However they’ve become really lucrative at the same time. They introduced elite benefits a year ago, and new benefits on award nights. An award redemption costs 15,000 points per night regardless of property, and that now includes timeshares and individual homes.
Firestone Estate Vacation Rental Palm Springs, credit: Wyndham
For people who travel to places without significant chain presence, or prefer to stay in unique residential accommodations, they have one of the best deals going at ‘15,000 points per bedroom per night’. Those with legacy Wydnham co-brand credit cards that earn 2 points per dollar spent get an amazing deal.
Wyndham Rewards Now Partners With Caesars Total Rewards
Starwood and Caesars ended their partnership with just two weeks’ notice and the end of 2016. To show just how strange the lodging world can be, Starwood Hotels and Resorts actually owned Caesars in the 90s.
Now Caesars and Wyndham have launched a tie-in.
Copyright: quackersnaps / 123RF Stock Photo
Platinum and Diamond members in each program receive the same status in the other program. (Caesars Seven Stars members get Wyndham Diamond as well.) Status matches between the two programs are available here. Total Rewards elite benefits are here.

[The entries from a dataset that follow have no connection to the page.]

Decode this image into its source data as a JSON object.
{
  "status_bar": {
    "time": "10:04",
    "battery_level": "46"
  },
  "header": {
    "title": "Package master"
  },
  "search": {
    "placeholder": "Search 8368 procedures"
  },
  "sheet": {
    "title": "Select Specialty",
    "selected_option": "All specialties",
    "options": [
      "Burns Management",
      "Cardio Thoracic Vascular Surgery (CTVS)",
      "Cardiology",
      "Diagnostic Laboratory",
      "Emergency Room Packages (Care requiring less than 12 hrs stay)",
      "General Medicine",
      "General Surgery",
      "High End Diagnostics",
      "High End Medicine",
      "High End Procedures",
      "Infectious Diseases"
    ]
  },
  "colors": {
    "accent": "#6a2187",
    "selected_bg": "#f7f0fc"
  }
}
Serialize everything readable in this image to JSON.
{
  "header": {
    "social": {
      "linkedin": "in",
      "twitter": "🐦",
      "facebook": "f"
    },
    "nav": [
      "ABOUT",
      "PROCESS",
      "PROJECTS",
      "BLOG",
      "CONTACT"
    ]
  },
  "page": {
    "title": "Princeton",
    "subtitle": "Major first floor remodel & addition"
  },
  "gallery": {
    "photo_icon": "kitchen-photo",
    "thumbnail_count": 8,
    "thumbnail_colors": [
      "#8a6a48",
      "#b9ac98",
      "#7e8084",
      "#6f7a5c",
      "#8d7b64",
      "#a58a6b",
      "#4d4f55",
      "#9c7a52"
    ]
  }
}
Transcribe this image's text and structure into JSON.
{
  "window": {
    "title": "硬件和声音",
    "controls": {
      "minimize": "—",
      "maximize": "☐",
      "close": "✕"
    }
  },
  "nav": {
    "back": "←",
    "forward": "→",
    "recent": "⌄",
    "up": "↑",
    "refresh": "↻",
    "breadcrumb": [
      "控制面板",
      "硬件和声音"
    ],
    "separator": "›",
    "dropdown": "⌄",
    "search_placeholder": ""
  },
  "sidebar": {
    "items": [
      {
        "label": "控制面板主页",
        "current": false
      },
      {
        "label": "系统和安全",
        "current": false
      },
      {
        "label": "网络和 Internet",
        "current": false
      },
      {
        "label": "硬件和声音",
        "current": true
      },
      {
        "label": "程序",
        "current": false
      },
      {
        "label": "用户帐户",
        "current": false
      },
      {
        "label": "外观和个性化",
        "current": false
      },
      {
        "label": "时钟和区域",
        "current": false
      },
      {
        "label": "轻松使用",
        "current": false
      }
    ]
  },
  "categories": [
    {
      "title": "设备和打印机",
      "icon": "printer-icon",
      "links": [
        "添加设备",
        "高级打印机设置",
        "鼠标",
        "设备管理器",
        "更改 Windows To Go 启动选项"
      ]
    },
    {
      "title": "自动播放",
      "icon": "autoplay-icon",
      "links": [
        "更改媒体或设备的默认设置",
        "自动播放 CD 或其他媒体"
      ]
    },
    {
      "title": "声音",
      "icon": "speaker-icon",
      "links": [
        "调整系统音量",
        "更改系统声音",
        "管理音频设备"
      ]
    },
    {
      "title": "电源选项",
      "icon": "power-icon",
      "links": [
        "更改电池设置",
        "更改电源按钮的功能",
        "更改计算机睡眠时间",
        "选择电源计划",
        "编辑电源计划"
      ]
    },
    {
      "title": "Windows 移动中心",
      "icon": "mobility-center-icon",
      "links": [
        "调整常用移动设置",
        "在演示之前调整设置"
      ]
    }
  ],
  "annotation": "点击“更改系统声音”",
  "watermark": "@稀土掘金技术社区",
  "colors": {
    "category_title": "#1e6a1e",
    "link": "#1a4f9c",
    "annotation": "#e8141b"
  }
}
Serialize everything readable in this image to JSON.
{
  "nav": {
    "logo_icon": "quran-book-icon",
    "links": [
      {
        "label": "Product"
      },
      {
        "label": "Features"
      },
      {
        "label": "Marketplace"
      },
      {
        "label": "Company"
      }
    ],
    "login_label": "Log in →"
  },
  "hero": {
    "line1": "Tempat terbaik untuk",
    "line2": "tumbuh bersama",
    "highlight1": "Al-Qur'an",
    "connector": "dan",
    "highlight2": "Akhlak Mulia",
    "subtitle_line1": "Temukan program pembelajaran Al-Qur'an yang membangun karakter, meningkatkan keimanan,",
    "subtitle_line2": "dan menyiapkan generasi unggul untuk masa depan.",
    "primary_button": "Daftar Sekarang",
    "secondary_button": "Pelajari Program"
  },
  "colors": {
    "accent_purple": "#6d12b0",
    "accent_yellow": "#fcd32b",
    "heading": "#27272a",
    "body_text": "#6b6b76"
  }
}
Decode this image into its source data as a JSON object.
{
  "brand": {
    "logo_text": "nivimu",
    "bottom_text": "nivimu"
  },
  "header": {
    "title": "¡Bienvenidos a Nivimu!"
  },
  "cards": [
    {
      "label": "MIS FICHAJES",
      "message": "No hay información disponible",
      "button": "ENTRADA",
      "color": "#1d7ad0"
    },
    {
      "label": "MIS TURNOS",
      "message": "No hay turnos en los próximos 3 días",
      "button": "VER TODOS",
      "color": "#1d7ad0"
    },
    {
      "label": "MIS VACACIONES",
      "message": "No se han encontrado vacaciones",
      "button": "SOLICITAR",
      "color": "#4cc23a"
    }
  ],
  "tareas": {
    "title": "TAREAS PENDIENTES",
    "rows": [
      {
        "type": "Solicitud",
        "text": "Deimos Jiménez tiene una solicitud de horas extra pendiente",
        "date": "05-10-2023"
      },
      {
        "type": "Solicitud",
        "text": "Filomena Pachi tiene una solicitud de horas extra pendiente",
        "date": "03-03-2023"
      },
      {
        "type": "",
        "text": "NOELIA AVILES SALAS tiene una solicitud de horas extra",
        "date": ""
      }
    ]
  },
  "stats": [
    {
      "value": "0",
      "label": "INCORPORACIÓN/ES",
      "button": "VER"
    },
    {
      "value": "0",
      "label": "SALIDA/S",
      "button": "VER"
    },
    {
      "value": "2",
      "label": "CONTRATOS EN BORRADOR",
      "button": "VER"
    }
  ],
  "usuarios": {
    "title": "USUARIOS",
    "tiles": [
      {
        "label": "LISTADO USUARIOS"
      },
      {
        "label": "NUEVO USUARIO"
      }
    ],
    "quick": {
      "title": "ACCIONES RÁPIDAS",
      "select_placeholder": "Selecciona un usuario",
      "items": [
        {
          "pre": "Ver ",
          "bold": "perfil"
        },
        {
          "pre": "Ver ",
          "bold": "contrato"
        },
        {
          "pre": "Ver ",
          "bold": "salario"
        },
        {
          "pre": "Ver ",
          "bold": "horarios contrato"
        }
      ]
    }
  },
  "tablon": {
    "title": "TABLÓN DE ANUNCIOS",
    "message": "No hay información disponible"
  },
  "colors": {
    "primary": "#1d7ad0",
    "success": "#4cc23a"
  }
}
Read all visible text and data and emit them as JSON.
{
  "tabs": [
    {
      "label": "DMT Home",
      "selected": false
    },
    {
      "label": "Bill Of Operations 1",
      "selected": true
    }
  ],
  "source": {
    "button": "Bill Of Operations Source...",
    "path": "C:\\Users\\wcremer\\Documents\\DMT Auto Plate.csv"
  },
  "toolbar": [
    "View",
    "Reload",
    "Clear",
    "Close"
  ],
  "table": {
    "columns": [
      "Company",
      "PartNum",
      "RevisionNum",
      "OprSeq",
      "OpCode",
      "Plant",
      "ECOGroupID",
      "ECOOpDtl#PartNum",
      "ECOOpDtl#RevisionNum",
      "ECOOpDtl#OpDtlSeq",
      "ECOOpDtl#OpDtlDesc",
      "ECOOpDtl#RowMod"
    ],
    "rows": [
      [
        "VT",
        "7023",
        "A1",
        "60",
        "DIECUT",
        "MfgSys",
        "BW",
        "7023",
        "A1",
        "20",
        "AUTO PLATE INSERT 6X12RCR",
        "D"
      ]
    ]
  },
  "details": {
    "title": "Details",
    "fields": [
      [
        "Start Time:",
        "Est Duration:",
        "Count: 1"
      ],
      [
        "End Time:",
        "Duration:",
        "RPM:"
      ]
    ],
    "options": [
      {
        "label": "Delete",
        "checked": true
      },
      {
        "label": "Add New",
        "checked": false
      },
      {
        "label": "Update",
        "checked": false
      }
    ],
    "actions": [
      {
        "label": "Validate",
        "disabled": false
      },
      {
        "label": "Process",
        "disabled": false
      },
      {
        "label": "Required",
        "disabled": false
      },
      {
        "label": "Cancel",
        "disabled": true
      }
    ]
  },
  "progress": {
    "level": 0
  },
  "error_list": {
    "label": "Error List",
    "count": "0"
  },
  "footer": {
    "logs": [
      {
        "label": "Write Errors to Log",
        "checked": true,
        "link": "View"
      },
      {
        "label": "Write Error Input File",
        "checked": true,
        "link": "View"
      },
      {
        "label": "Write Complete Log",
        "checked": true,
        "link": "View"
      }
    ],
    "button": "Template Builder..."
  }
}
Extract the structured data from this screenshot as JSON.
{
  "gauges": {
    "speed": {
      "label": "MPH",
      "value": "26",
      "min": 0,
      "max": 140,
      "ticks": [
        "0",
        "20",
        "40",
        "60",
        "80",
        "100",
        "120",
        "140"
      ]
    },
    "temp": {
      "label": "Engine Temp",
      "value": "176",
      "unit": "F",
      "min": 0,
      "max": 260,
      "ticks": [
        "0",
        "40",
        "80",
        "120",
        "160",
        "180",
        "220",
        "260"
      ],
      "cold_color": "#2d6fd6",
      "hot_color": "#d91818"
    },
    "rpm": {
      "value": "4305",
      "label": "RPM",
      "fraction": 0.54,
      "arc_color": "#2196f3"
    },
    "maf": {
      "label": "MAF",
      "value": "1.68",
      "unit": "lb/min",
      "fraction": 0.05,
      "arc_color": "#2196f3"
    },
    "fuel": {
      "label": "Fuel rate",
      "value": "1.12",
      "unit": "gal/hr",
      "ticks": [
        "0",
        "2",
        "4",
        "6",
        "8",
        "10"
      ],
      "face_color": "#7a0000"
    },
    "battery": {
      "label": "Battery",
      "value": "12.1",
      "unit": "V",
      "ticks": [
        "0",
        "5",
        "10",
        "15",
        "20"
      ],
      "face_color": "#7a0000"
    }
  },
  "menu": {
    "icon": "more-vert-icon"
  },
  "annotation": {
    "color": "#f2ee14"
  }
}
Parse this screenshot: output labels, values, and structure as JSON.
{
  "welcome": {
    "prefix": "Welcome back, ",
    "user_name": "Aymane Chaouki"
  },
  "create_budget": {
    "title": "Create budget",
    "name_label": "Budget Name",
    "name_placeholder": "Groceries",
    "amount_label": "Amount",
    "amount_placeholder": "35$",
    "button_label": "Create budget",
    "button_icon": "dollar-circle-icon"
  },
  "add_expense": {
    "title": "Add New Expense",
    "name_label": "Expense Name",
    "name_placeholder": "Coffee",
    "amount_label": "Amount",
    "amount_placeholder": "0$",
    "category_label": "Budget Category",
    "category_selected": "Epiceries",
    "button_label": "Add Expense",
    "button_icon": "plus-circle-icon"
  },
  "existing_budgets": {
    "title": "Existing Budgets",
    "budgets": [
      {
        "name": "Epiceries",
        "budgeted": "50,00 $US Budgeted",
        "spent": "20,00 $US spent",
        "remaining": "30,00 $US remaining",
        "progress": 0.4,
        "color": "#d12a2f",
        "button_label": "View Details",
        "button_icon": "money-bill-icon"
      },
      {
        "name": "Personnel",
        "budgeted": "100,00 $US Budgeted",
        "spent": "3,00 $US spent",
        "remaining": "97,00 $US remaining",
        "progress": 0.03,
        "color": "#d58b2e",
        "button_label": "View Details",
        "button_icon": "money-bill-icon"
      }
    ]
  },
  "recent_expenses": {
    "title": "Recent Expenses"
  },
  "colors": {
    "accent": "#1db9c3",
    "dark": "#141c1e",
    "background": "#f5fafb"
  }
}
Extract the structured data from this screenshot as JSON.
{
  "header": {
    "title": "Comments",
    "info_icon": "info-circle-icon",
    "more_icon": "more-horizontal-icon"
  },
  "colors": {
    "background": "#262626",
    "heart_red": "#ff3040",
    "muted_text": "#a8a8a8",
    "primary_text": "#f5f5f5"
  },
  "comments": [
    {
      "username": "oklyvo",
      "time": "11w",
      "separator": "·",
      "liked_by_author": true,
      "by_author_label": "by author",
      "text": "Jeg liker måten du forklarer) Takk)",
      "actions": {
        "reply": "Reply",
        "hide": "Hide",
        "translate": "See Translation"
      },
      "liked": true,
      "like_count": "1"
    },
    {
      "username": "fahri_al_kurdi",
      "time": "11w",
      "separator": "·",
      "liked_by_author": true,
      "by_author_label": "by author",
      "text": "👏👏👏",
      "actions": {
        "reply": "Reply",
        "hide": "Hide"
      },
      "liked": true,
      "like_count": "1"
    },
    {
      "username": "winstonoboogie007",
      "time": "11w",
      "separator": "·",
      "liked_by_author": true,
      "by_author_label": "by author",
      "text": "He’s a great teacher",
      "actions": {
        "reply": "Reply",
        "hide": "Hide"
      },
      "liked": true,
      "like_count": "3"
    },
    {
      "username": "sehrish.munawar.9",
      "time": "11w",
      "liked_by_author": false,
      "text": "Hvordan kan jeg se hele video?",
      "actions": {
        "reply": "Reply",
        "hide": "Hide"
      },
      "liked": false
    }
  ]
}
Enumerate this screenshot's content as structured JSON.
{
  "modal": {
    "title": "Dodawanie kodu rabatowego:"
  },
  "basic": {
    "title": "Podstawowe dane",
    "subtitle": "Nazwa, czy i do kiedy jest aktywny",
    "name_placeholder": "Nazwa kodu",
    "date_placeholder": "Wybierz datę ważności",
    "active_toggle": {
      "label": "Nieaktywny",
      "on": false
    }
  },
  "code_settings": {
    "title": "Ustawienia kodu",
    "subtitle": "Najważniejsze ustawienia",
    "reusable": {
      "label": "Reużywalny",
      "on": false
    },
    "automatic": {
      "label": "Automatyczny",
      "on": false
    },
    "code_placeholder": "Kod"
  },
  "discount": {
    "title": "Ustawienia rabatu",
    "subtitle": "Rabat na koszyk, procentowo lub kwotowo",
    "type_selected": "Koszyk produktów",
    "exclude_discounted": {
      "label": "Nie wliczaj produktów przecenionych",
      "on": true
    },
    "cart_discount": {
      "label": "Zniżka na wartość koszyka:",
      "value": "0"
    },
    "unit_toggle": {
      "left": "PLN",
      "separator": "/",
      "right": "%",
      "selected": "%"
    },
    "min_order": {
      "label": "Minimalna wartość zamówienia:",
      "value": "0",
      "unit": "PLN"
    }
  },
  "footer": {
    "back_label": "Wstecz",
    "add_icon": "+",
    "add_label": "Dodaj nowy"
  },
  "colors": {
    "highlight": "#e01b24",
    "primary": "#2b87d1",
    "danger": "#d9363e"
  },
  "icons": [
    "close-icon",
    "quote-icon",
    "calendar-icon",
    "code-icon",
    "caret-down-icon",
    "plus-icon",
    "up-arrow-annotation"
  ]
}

They’re also going to be introducing one-to-one points transfers between programs (up to 30,000 points per year) and earn and burn late in the summer. (15,000 Wyndham points will book a capacity controlled Caesars room night.)
Participating properties on the Caesars side are Nobu Hotel at Caesars Palace; Bally’s Las Vegas; Caesars Palace Las Vegas; The Cromwell Las Vegas; Harrah’s Las Vegas; Flamingo Las Vegas; Rio; Paris Las Vegas; Planet Hollywood.
Wyndham Launching a Soft Brand – Trademark Collection
Hotel chains have been looking to grow, because more hotels under management mean more management fees. And since a plurality of hotels in the world are independent and may be reluctant to either make the investment to conform to a brand’s standards or to join a conversion brand global chains have offered a low cost path into participation: soft brands or un-brands. For example Starwood has Tribute, Hyatt has Unbound Collection, Hilton has Tapestry.
Wyndham is launching its own ‘un-brand’, The Trademark Hotel Collection. My question though is since the participating properties won’t have anything in common except Wyndham Rewards, what is there to trademark? You’d think it would be closer to The Open Source Hotel Collection.
They claim “more than 50 hotels and interested owners of both existing hotels and new construction opportunities in top urban markets around the world.” Interested owners means they don’t have significant firm plans. The Trademark Collection will focus on independent hotels a notch down from the other soft brands — “upper midscale and above” versus luxury and upscale.
What soft brands do for customers is give them more hotels where they can earn and redeem points. And it’s the loyalty program that’s the platform of consistency and the marketing driver bringing chain customers to participating properties, just as Marriott will use its loyalty program to drive customers to 30 brands (post-Starwood acquisition) rather than any sort of logical brand differentiation.